▸ Information:
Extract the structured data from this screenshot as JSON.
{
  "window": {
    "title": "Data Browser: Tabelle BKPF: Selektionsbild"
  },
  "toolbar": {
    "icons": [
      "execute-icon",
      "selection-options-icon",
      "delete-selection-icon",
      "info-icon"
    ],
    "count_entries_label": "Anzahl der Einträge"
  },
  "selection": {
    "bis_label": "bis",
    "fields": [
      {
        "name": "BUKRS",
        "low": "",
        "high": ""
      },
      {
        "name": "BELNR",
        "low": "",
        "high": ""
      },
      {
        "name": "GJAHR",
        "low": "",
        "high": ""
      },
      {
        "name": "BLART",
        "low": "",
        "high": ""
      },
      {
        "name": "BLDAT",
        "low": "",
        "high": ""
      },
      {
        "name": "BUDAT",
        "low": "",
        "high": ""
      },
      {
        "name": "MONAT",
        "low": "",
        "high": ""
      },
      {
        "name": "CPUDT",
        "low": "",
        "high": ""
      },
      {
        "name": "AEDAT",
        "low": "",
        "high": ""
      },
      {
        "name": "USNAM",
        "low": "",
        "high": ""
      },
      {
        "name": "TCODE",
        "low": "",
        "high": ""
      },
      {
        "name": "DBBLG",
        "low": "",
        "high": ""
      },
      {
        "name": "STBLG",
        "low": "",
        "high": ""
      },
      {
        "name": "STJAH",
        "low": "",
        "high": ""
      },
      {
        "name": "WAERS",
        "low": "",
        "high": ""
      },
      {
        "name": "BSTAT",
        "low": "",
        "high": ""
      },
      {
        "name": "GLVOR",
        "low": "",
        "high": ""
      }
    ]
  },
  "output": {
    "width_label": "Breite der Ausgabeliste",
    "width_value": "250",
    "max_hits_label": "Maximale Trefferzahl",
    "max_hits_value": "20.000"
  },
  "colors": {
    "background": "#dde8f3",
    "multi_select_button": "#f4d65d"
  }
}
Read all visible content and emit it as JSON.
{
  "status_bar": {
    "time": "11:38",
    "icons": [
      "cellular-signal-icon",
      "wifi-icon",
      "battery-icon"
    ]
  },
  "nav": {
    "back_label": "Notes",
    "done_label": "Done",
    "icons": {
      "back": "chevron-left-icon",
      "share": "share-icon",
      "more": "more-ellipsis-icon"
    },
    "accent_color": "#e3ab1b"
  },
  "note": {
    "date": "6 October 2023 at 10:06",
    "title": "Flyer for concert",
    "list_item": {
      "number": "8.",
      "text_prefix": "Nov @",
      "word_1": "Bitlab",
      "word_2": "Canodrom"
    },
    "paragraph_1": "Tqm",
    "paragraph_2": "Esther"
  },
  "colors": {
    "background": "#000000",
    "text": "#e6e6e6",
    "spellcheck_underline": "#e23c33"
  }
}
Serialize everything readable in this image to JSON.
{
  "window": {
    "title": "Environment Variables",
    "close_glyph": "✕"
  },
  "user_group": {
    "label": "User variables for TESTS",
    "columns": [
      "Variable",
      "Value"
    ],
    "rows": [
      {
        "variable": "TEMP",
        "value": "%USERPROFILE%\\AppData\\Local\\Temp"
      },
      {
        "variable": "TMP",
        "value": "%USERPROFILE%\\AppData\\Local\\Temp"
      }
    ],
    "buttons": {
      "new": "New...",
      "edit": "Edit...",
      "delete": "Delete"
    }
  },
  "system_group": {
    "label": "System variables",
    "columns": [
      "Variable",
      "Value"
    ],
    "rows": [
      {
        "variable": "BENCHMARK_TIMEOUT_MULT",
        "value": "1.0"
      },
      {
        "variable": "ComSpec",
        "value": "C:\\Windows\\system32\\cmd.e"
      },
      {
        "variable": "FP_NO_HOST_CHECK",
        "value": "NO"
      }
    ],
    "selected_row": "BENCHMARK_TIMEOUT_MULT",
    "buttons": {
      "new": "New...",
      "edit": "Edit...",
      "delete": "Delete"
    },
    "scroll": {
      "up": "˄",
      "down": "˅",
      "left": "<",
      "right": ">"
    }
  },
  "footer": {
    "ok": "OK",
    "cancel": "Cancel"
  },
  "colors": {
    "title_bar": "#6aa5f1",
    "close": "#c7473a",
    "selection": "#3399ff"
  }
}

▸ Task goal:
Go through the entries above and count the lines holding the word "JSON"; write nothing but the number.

▸ Reply to the exercise:
3